▸ **Aim of the task**:
Without any pictures, output the records exactly as they are.

** Opening Exercise data block **

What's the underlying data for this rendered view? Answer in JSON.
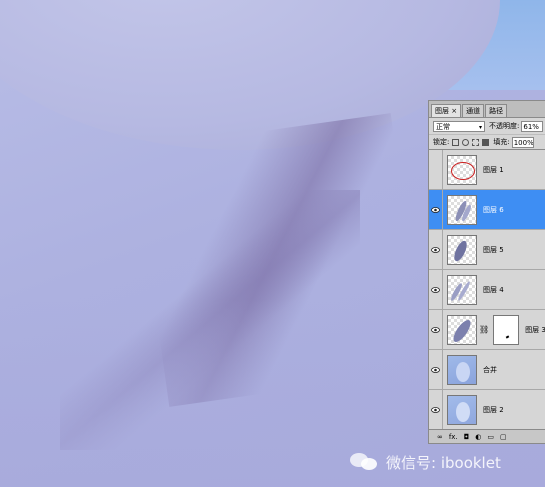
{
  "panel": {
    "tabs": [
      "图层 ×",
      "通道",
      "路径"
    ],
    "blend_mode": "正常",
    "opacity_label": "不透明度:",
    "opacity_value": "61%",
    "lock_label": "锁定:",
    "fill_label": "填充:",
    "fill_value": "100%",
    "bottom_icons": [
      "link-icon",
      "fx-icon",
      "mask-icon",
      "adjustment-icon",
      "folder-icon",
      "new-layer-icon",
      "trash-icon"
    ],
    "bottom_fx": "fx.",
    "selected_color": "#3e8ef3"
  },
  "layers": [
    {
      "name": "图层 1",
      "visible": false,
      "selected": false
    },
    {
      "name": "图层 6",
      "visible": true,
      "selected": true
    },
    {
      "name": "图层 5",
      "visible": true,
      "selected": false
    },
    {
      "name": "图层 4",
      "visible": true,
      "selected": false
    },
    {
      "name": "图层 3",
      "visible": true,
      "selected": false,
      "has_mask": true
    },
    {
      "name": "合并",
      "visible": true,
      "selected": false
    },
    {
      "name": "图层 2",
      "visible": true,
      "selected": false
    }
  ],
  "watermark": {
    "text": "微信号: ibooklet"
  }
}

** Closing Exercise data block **

▸ **Output of the task**:
What's the underlying data for this rendered view? Answer in JSON.
{
  "panel": {
    "tabs": [
      "图层 ×",
      "通道",
      "路径"
    ],
    "blend_mode": "正常",
    "opacity_label": "不透明度:",
    "opacity_value": "61%",
    "lock_label": "锁定:",
    "fill_label": "填充:",
    "fill_value": "100%",
    "bottom_icons": [
      "link-icon",
      "fx-icon",
      "mask-icon",
      "adjustment-icon",
      "folder-icon",
      "new-layer-icon",
      "trash-icon"
    ],
    "bottom_fx": "fx.",
    "selected_color": "#3e8ef3"
  },
  "layers": [
    {
      "name": "图层 1",
      "visible": false,
      "selected": false
    },
    {
      "name": "图层 6",
      "visible": true,
      "selected": true
    },
    {
      "name": "图层 5",
      "visible": true,
      "selected": false
    },
    {
      "name": "图层 4",
      "visible": true,
      "selected": false
    },
    {
      "name": "图层 3",
      "visible": true,
      "selected": false,
      "has_mask": true
    },
    {
      "name": "合并",
      "visible": true,
      "selected": false
    },
    {
      "name": "图层 2",
      "visible": true,
      "selected": false
    }
  ],
  "watermark": {
    "text": "微信号: ibooklet"
  }
}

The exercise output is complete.